Nowadays when people use the term deist, they mean people who were involved in the deist movements of the 1600s–1800s. Some of ’em presume deism faded out. The word largely did. But talk to pagans and you’ll find an awful lot of them are deist: They figure there’s a God out there somewhere. Just not here; certainly not performing miracles; certainly not speaking to televangelists. They expect to encounter God in the afterlife. But never this life.

Of course, whenever a deist has a God-experience—when they see a miracle, see angels or the supernatural, start to pray from time to time, or encounter something which they’re pretty sure God was involved in—they step away from deism. God’s not distant; he’s near. Whether the Holy Spirit takes these folks even further into Christianity (or whether they stumble into one of the other religions) remains to be seen. Some never go any further than experimentation with the supernatural, ’cause they’re not comfortable with venturing further. (’Cause maybe God might expect something of ’em. They certainly don’t want that.)

Not all deists shun organized religion. The earliest deists grew up in church, and recognized the value of having a support system and moral instruction. Some of ’em kept right on going to church… but their churches dropped the Christianity, and became pagan. The Unitarian churches (who ditched the belief in the trinity) and the Universalist churches (who ditched the belief in hell) have since combined, and teach all sorts of morally improving things from all sorts of religious traditions.

There are certain Christians who are called “Christian deists.” They’re not really deist.
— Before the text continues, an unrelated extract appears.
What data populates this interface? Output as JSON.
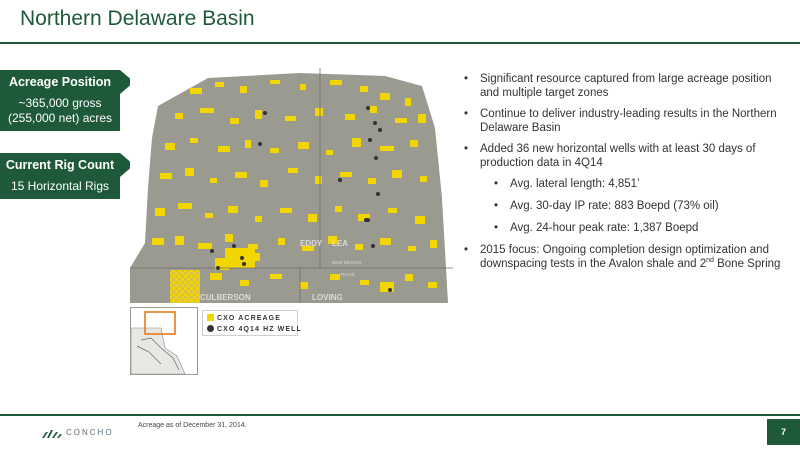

They share some similarities: Deists believe God’s distant, doesn’t interact, and is largely unknowable. Well, some Christians imagine God turned off the miracles, has no revelation for his people beyond the bible (i.e. no more prophecy), doesn’t care to interact with his people during the present dispensation, and that’s how things’ll be till Jesus returns. But even though they wrongly believe God went away, they certainly don’t believe God’s unknowable: They’ve got Jesus, churches, bibles, teachers, and various ways to learn about God. A proper deist insists none of those things are valid—that we’ve got nothing, and we’re on our own.

Theism versus deism.

Likewise there are certain self-described deists who claim they do know a little something about God. Properly speaking, they’re not really deists either. They’re still theists; they believe in God, same as most people. But if they no longer think God’s unknowable, where’d their knowledge come from? Obviously they’ve adopted a religion.

Might be an eclectic religion: They’re cobbling together a do-it-yourself belief system, made up of all the ideas which appeal to them. Not all of them come from organized religions. Look at any eclecticist who’s put together a Pinterest page of religious memes, and you’ll find they come from all over the place. Some come from Christians. Some from Hindus. Some from Simpsons episodes. Some from the back of Starbucks cups. Some from celebrities who are likewise figuring things out as they go.

Deists have a tendency to not remain deist for very long. ’Cause a functioning human brain is lousy at figuring, “God’s a mystery I can never solve, so I’m never gonna try.” It’s gonna try. That’s what brains do. Even though people insist God can’t be deduced, our brains are gonna start filling in the gaps of our knowledge with our personal preferences. Over time this “unknowable God” is gradually, unconsciously (and incorrectly) gonna look more and more like us. Hey, unless we realize we’re doing it, it’s just what we humans do. Christians included.

Once a “deist” starts treating God like they know him, instead of insisting they don’t ’cause they can’t: They left the deist category behind. Still believe in God, so they’re theist. In some cases they’ve glommed onto so many Christian ideas about God, it’s only a matter of time before they embrace Jesus. In others, they have such a jumble of ideas they’re as lost as ever. Either way, the apathy’s gone, and replaced by some form of theistic religious beliefs. They’re not deist anymore.